Copy the data exactly. Leave nothing out.

◇ ◇ ◇

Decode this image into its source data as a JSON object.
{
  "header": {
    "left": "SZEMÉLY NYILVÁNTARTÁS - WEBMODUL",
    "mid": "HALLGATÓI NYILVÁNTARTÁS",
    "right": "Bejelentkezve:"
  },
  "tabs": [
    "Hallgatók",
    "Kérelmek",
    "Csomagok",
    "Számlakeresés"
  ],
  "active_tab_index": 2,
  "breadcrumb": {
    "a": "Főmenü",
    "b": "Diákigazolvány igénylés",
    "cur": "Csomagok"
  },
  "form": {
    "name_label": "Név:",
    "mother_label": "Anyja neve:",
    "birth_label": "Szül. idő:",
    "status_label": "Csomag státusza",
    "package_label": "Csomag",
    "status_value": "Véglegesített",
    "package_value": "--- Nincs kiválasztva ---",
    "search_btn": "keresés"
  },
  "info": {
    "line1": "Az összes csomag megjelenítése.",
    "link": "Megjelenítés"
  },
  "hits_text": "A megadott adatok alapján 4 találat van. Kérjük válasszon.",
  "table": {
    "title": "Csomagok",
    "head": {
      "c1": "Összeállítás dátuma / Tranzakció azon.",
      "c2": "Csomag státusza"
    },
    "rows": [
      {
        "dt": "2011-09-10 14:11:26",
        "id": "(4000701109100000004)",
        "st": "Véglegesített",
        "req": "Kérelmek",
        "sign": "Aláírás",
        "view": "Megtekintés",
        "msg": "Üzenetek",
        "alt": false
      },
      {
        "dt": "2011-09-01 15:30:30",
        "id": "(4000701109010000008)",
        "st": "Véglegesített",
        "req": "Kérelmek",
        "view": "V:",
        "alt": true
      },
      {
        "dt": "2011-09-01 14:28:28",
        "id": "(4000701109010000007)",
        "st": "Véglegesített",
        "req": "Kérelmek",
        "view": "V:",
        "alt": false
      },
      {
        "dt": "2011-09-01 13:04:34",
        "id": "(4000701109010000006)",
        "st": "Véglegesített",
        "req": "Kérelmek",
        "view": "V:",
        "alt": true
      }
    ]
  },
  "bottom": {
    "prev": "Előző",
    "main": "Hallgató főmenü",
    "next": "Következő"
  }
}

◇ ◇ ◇

- EXERCISE RESULT:
Decode this image into its source data as a JSON object.
{
  "header": {
    "left": "SZEMÉLY NYILVÁNTARTÁS - WEBMODUL",
    "mid": "HALLGATÓI NYILVÁNTARTÁS",
    "right": "Bejelentkezve:"
  },
  "tabs": [
    "Hallgatók",
    "Kérelmek",
    "Csomagok",
    "Számlakeresés"
  ],
  "active_tab_index": 2,
  "breadcrumb": {
    "a": "Főmenü",
    "b": "Diákigazolvány igénylés",
    "cur": "Csomagok"
  },
  "form": {
    "name_label": "Név:",
    "mother_label": "Anyja neve:",
    "birth_label": "Szül. idő:",
    "status_label": "Csomag státusza",
    "package_label": "Csomag",
    "status_value": "Véglegesített",
    "package_value": "--- Nincs kiválasztva ---",
    "search_btn": "keresés"
  },
  "info": {
    "line1": "Az összes csomag megjelenítése.",
    "link": "Megjelenítés"
  },
  "hits_text": "A megadott adatok alapján 4 találat van. Kérjük válasszon.",
  "table": {
    "title": "Csomagok",
    "head": {
      "c1": "Összeállítás dátuma / Tranzakció azon.",
      "c2": "Csomag státusza"
    },
    "rows": [
      {
        "dt": "2011-09-10 14:11:26",
        "id": "(4000701109100000004)",
        "st": "Véglegesített",
        "req": "Kérelmek",
        "sign": "Aláírás",
        "view": "Megtekintés",
        "msg": "Üzenetek",
        "alt": false
      },
      {
        "dt": "2011-09-01 15:30:30",
        "id": "(4000701109010000008)",
        "st": "Véglegesített",
        "req": "Kérelmek",
        "view": "V:",
        "alt": true
      },
      {
        "dt": "2011-09-01 14:28:28",
        "id": "(4000701109010000007)",
        "st": "Véglegesített",
        "req": "Kérelmek",
        "view": "V:",
        "alt": false
      },
      {
        "dt": "2011-09-01 13:04:34",
        "id": "(4000701109010000006)",
        "st": "Véglegesített",
        "req": "Kérelmek",
        "view": "V:",
        "alt": true
      }
    ]
  },
  "bottom": {
    "prev": "Előző",
    "main": "Hallgató főmenü",
    "next": "Következő"
  }
}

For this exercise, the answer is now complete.